-- To do --
When a line in the listing contains the string "text", pick it out and copy it.
[Start of section]
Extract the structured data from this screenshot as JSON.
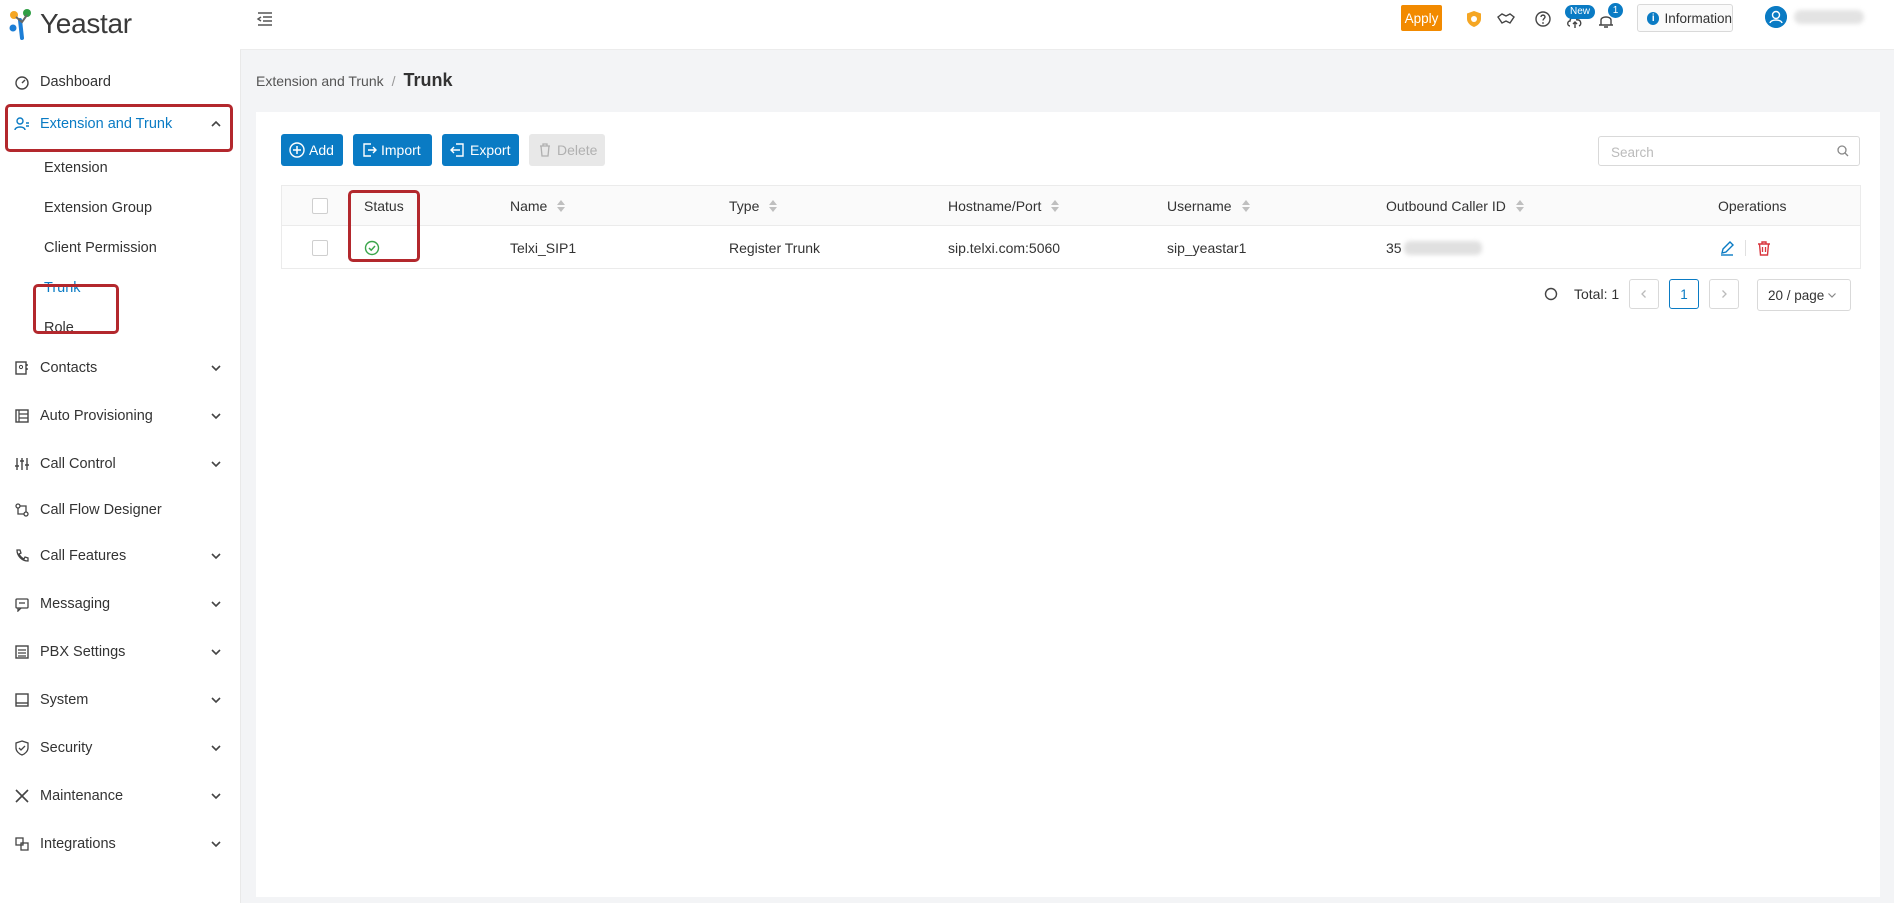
{
  "brand": {
    "name": "Yeastar"
  },
  "topbar": {
    "apply_label": "Apply",
    "new_badge": "New",
    "notification_count": "1",
    "information_label": "Information"
  },
  "sidebar": {
    "dashboard": "Dashboard",
    "extension_and_trunk": "Extension and Trunk",
    "sub": {
      "extension": "Extension",
      "extension_group": "Extension Group",
      "client_permission": "Client Permission",
      "trunk": "Trunk",
      "role": "Role"
    },
    "contacts": "Contacts",
    "auto_provisioning": "Auto Provisioning",
    "call_control": "Call Control",
    "call_flow_designer": "Call Flow Designer",
    "call_features": "Call Features",
    "messaging": "Messaging",
    "pbx_settings": "PBX Settings",
    "system": "System",
    "security": "Security",
    "maintenance": "Maintenance",
    "integrations": "Integrations"
  },
  "breadcrumb": {
    "parent": "Extension and Trunk",
    "separator": "/",
    "current": "Trunk"
  },
  "toolbar": {
    "add_label": "Add",
    "import_label": "Import",
    "export_label": "Export",
    "delete_label": "Delete",
    "search_placeholder": "Search"
  },
  "table": {
    "columns": {
      "status": "Status",
      "name": "Name",
      "type": "Type",
      "hostname": "Hostname/Port",
      "username": "Username",
      "caller_id": "Outbound Caller ID",
      "operations": "Operations"
    },
    "rows": [
      {
        "status": "registered",
        "name": "Telxi_SIP1",
        "type": "Register Trunk",
        "hostname": "sip.telxi.com:5060",
        "username": "sip_yeastar1",
        "caller_id_visible": "35"
      }
    ]
  },
  "pagination": {
    "total_label": "Total: 1",
    "current_page": "1",
    "page_size": "20 / page"
  },
  "colors": {
    "accent": "#0a7bc4",
    "apply": "#f28a00",
    "highlight": "#b3282d",
    "status_ok": "#3aa54a",
    "delete_icon": "#d9363e"
  }
}
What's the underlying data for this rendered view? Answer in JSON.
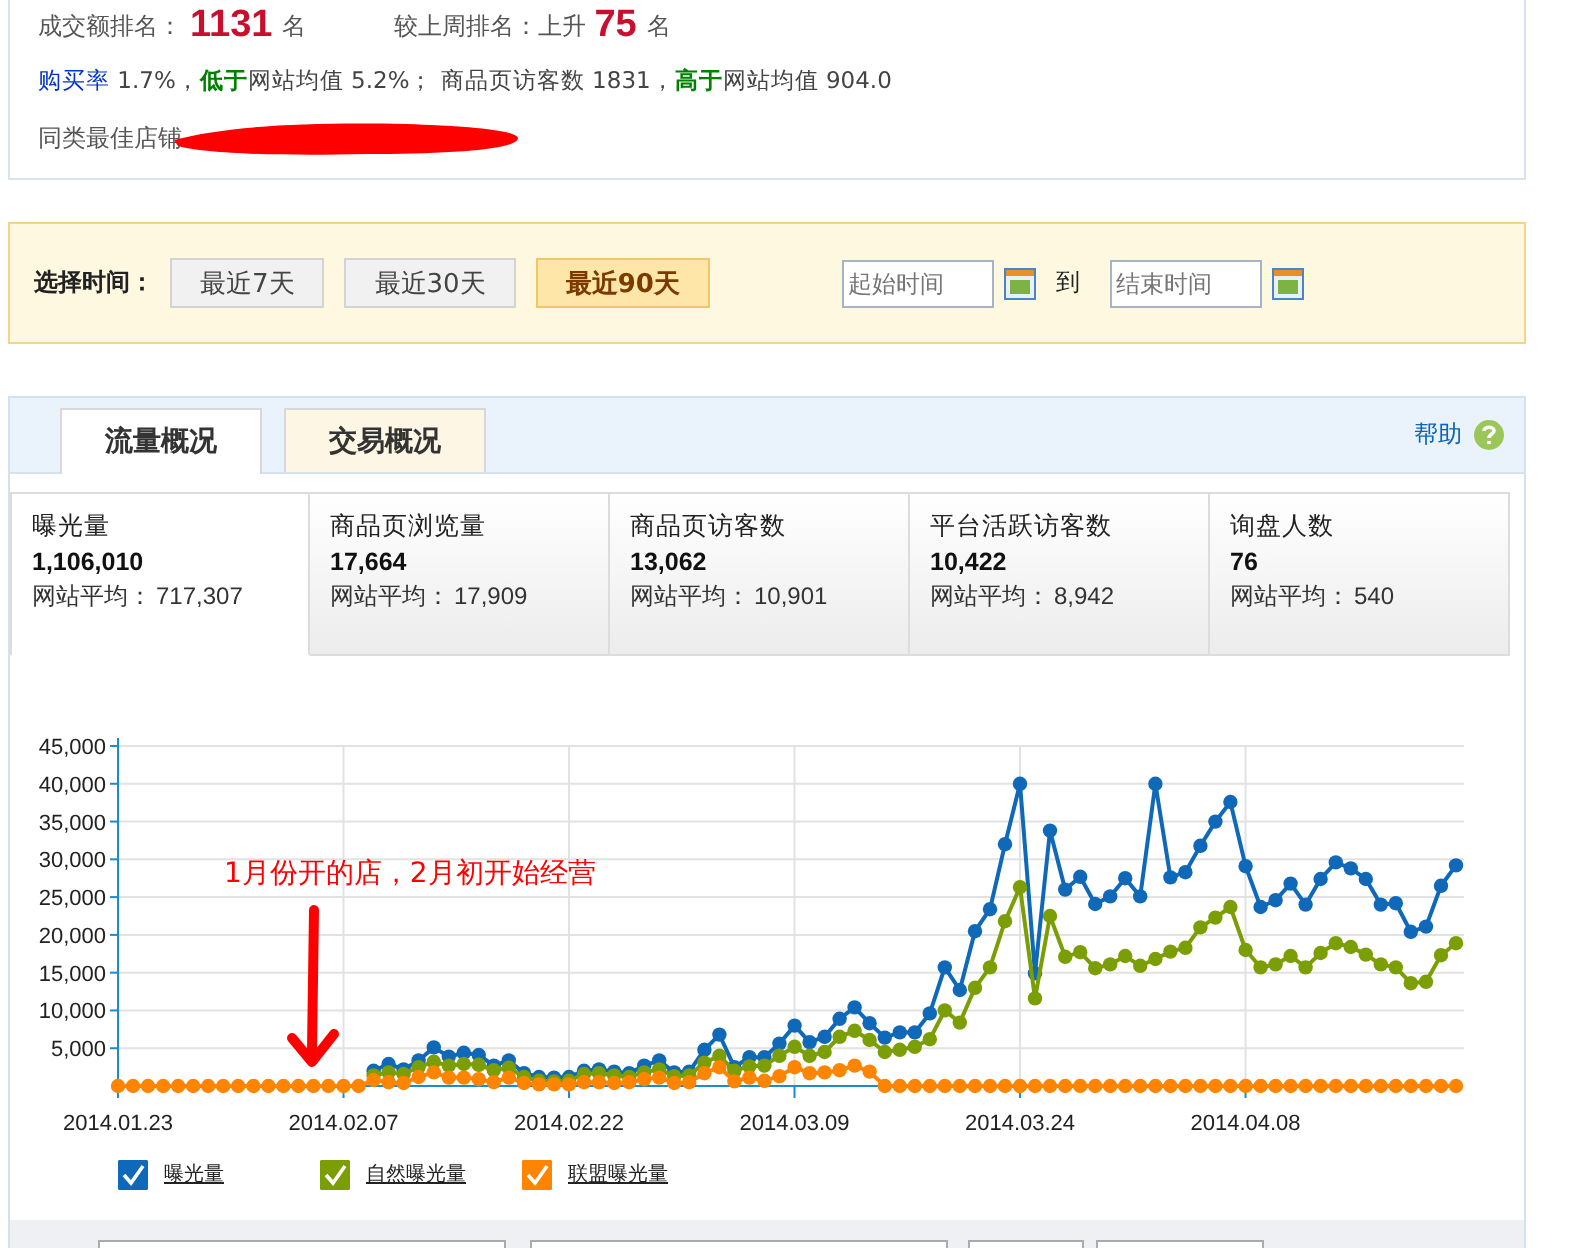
{
  "summary": {
    "rank_label": "成交额排名：",
    "rank_value": "1131",
    "rank_unit": "名",
    "change_label": "较上周排名：上升",
    "change_value": "75",
    "change_unit": "名",
    "sentence": [
      {
        "kind": "link",
        "text": "购买率"
      },
      {
        "kind": "plain",
        "text": " 1.7%，"
      },
      {
        "kind": "low",
        "text": "低于"
      },
      {
        "kind": "plain",
        "text": "网站均值 5.2%； 商品页访客数 1831，"
      },
      {
        "kind": "high",
        "text": "高于"
      },
      {
        "kind": "plain",
        "text": "网站均值 904.0"
      }
    ],
    "best_store_label": "同类最佳店铺"
  },
  "time_filter": {
    "label": "选择时间：",
    "ranges": [
      {
        "label": "最近7天",
        "selected": false
      },
      {
        "label": "最近30天",
        "selected": false
      },
      {
        "label": "最近90天",
        "selected": true
      }
    ],
    "start_placeholder": "起始时间",
    "to": "到",
    "end_placeholder": "结束时间"
  },
  "tabs": [
    {
      "label": "流量概况",
      "selected": true
    },
    {
      "label": "交易概况",
      "selected": false
    }
  ],
  "help": "帮助",
  "metrics": [
    {
      "name": "曝光量",
      "value": "1,106,010",
      "avg_label": "网站平均：",
      "avg": "717,307",
      "selected": true
    },
    {
      "name": "商品页浏览量",
      "value": "17,664",
      "avg_label": "网站平均：",
      "avg": "17,909",
      "selected": false
    },
    {
      "name": "商品页访客数",
      "value": "13,062",
      "avg_label": "网站平均：",
      "avg": "10,901",
      "selected": false
    },
    {
      "name": "平台活跃访客数",
      "value": "10,422",
      "avg_label": "网站平均：",
      "avg": "8,942",
      "selected": false
    },
    {
      "name": "询盘人数",
      "value": "76",
      "avg_label": "网站平均：",
      "avg": "540",
      "selected": false
    }
  ],
  "chart_data": {
    "type": "line",
    "grid": true,
    "ylim": [
      0,
      45000
    ],
    "yticks": [
      {
        "value": 5000,
        "label": "5,000"
      },
      {
        "value": 10000,
        "label": "10,000"
      },
      {
        "value": 15000,
        "label": "15,000"
      },
      {
        "value": 20000,
        "label": "20,000"
      },
      {
        "value": 25000,
        "label": "25,000"
      },
      {
        "value": 30000,
        "label": "30,000"
      },
      {
        "value": 35000,
        "label": "35,000"
      },
      {
        "value": 40000,
        "label": "40,000"
      },
      {
        "value": 45000,
        "label": "45,000"
      }
    ],
    "categories": [
      "2014.01.23",
      null,
      null,
      null,
      null,
      null,
      null,
      null,
      null,
      null,
      null,
      null,
      null,
      null,
      null,
      "2014.02.07",
      null,
      null,
      null,
      null,
      null,
      null,
      null,
      null,
      null,
      null,
      null,
      null,
      null,
      null,
      "2014.02.22",
      null,
      null,
      null,
      null,
      null,
      null,
      null,
      null,
      null,
      null,
      null,
      null,
      null,
      null,
      "2014.03.09",
      null,
      null,
      null,
      null,
      null,
      null,
      null,
      null,
      null,
      null,
      null,
      null,
      null,
      null,
      "2014.03.24",
      null,
      null,
      null,
      null,
      null,
      null,
      null,
      null,
      null,
      null,
      null,
      null,
      null,
      null,
      "2014.04.08",
      null,
      null,
      null,
      null,
      null,
      null,
      null,
      null,
      null,
      null,
      null,
      null,
      null,
      null
    ],
    "annotations": [
      "1月份开的店，2月初开始经营"
    ],
    "series": [
      {
        "name": "曝光量",
        "color": "#0f69b8",
        "marker": "circle",
        "values": [
          null,
          null,
          null,
          null,
          null,
          null,
          null,
          null,
          null,
          null,
          null,
          null,
          null,
          null,
          null,
          null,
          null,
          2000,
          2900,
          2200,
          3400,
          5100,
          3900,
          4400,
          4100,
          2700,
          3400,
          1700,
          1200,
          1100,
          1200,
          2000,
          2200,
          1900,
          1700,
          2700,
          3400,
          1800,
          1900,
          4800,
          6800,
          2500,
          3800,
          3800,
          5600,
          8000,
          5800,
          6500,
          8900,
          10400,
          8300,
          6400,
          7100,
          7100,
          9600,
          15700,
          12700,
          20500,
          23400,
          32000,
          40000,
          14900,
          33800,
          26000,
          27700,
          24100,
          25100,
          27500,
          25100,
          40000,
          27600,
          28300,
          31800,
          35000,
          37600,
          29100,
          23700,
          24600,
          26800,
          24000,
          27400,
          29600,
          28800,
          27400,
          24000,
          24200,
          20400,
          21100,
          26500,
          29200
        ]
      },
      {
        "name": "自然曝光量",
        "color": "#7c9e05",
        "marker": "circle",
        "values": [
          null,
          null,
          null,
          null,
          null,
          null,
          null,
          null,
          null,
          null,
          null,
          null,
          null,
          null,
          null,
          null,
          null,
          1400,
          1800,
          1600,
          2500,
          3200,
          2700,
          2900,
          2800,
          2100,
          2400,
          1200,
          700,
          600,
          700,
          1600,
          1700,
          1400,
          1200,
          1800,
          2200,
          1300,
          1400,
          3100,
          4000,
          2000,
          2600,
          2700,
          4000,
          5200,
          4000,
          4500,
          6500,
          7300,
          6100,
          4500,
          4800,
          5200,
          6200,
          10000,
          8400,
          13000,
          15700,
          21800,
          26300,
          11600,
          22500,
          17100,
          17700,
          15600,
          16100,
          17200,
          15900,
          16800,
          17800,
          18300,
          21000,
          22300,
          23700,
          18000,
          15700,
          16100,
          17200,
          15700,
          17600,
          18900,
          18400,
          17400,
          16100,
          15700,
          13600,
          13800,
          17300,
          18900
        ]
      },
      {
        "name": "联盟曝光量",
        "color": "#ff8400",
        "marker": "circle",
        "values": [
          0,
          0,
          0,
          0,
          0,
          0,
          0,
          0,
          0,
          0,
          0,
          0,
          0,
          0,
          0,
          0,
          0,
          800,
          500,
          400,
          1200,
          1800,
          1100,
          1100,
          900,
          500,
          1100,
          400,
          200,
          200,
          200,
          500,
          500,
          400,
          500,
          900,
          1100,
          400,
          500,
          1700,
          2500,
          600,
          1100,
          700,
          1300,
          2500,
          1700,
          1800,
          2100,
          2700,
          1900,
          0,
          0,
          0,
          0,
          0,
          0,
          0,
          0,
          0,
          0,
          0,
          0,
          0,
          0,
          0,
          0,
          0,
          0,
          0,
          0,
          0,
          0,
          0,
          0,
          0,
          0,
          0,
          0,
          0,
          0,
          0,
          0,
          0,
          0,
          0,
          0,
          0,
          0,
          0
        ]
      }
    ]
  },
  "legend": [
    {
      "checked": true
    },
    {
      "checked": true
    },
    {
      "checked": true
    }
  ]
}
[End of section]
-- Response to the exercise --
        "text": "购买率"
        "text": " 1.7%，"
        "text": "低于"
        "text": "网站均值 5.2%； 商品页访客数 1831，"
        "text": "高于"
        "text": "网站均值 904.0"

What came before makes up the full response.